■ EXERCISE GOAL ■
Every entry below must appear again, exactly as written.

■ RECORDS FOR PROCESSING ■

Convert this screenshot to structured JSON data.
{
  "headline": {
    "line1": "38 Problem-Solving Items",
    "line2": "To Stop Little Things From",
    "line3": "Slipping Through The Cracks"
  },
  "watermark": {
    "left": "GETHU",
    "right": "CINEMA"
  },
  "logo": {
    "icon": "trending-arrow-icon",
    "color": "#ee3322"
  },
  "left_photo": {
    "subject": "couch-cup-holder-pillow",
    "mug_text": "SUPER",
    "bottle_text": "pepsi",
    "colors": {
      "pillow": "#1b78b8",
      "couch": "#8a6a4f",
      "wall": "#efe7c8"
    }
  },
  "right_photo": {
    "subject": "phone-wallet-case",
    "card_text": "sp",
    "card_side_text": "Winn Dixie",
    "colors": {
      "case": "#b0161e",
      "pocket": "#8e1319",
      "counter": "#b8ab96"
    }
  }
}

■ TASK ANSWER ■
Convert this screenshot to structured JSON data.
{
  "headline": {
    "line1": "38 Problem-Solving Items",
    "line2": "To Stop Little Things From",
    "line3": "Slipping Through The Cracks"
  },
  "watermark": {
    "left": "GETHU",
    "right": "CINEMA"
  },
  "logo": {
    "icon": "trending-arrow-icon",
    "color": "#ee3322"
  },
  "left_photo": {
    "subject": "couch-cup-holder-pillow",
    "mug_text": "SUPER",
    "bottle_text": "pepsi",
    "colors": {
      "pillow": "#1b78b8",
      "couch": "#8a6a4f",
      "wall": "#efe7c8"
    }
  },
  "right_photo": {
    "subject": "phone-wallet-case",
    "card_text": "sp",
    "card_side_text": "Winn Dixie",
    "colors": {
      "case": "#b0161e",
      "pocket": "#8e1319",
      "counter": "#b8ab96"
    }
  }
}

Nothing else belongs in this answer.